- _Records for the task_:

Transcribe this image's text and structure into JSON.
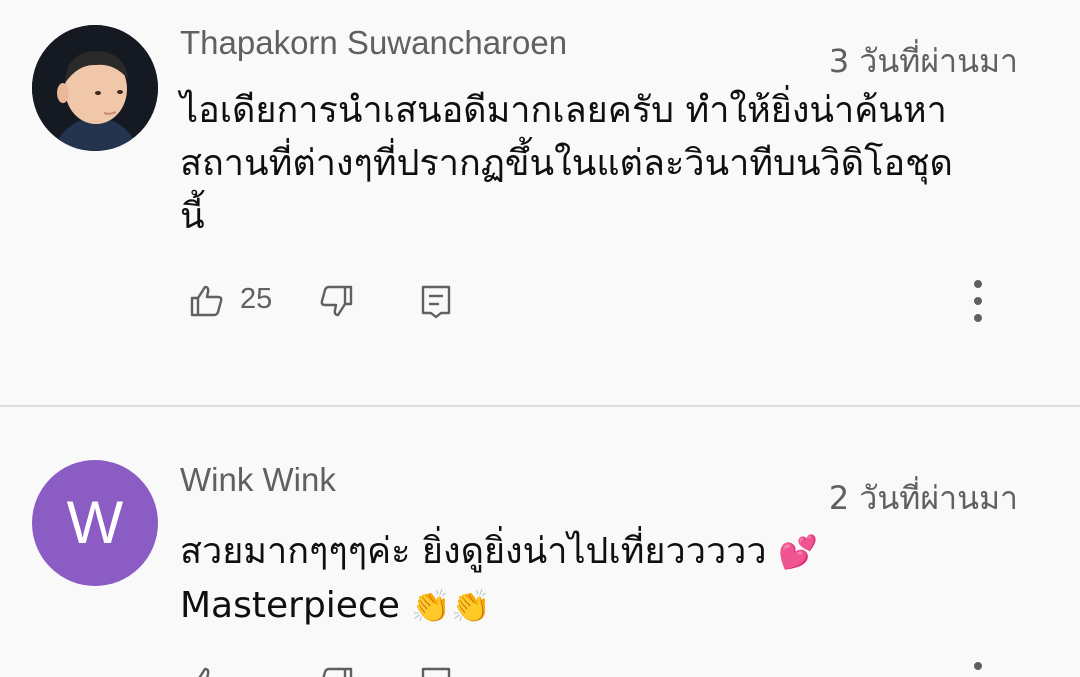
{
  "comments": [
    {
      "author": "Thapakorn Suwancharoen",
      "time": "3 วันที่ผ่านมา",
      "text_lines": [
        "ไอเดียการนำเสนอดีมากเลยครับ ทำให้ยิ่งน่าค้นหา",
        "สถานที่ต่างๆที่ปรากฏขึ้นในแต่ละวินาทีบนวิดิโอชุด",
        "นี้"
      ],
      "likes": "25",
      "avatar_type": "photo"
    },
    {
      "author": "Wink Wink",
      "time": "2 วันที่ผ่านมา",
      "avatar_letter": "W",
      "avatar_color": "#8a5cc4",
      "text_line1": "สวยมากๆๆๆค่ะ ยิ่งดูยิ่งน่าไปเที่ยววววว",
      "text_line1_emoji": "💕",
      "text_line2": "Masterpiece",
      "text_line2_emoji": "👏👏"
    }
  ],
  "icons": {
    "like": "thumbs-up-icon",
    "dislike": "thumbs-down-icon",
    "reply": "reply-comment-icon",
    "more": "more-vertical-icon"
  },
  "colors": {
    "background": "#f9f9f9",
    "secondary_text": "#606060",
    "primary_text": "#0f0f0f",
    "divider": "#dcdcdc"
  }
}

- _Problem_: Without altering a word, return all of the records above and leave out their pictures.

- _Output of the exercise_:
Transcribe this image's text and structure into JSON.
{
  "comments": [
    {
      "author": "Thapakorn Suwancharoen",
      "time": "3 วันที่ผ่านมา",
      "text_lines": [
        "ไอเดียการนำเสนอดีมากเลยครับ ทำให้ยิ่งน่าค้นหา",
        "สถานที่ต่างๆที่ปรากฏขึ้นในแต่ละวินาทีบนวิดิโอชุด",
        "นี้"
      ],
      "likes": "25",
      "avatar_type": "photo"
    },
    {
      "author": "Wink Wink",
      "time": "2 วันที่ผ่านมา",
      "avatar_letter": "W",
      "avatar_color": "#8a5cc4",
      "text_line1": "สวยมากๆๆๆค่ะ ยิ่งดูยิ่งน่าไปเที่ยววววว",
      "text_line1_emoji": "💕",
      "text_line2": "Masterpiece",
      "text_line2_emoji": "👏👏"
    }
  ],
  "icons": {
    "like": "thumbs-up-icon",
    "dislike": "thumbs-down-icon",
    "reply": "reply-comment-icon",
    "more": "more-vertical-icon"
  },
  "colors": {
    "background": "#f9f9f9",
    "secondary_text": "#606060",
    "primary_text": "#0f0f0f",
    "divider": "#dcdcdc"
  }
}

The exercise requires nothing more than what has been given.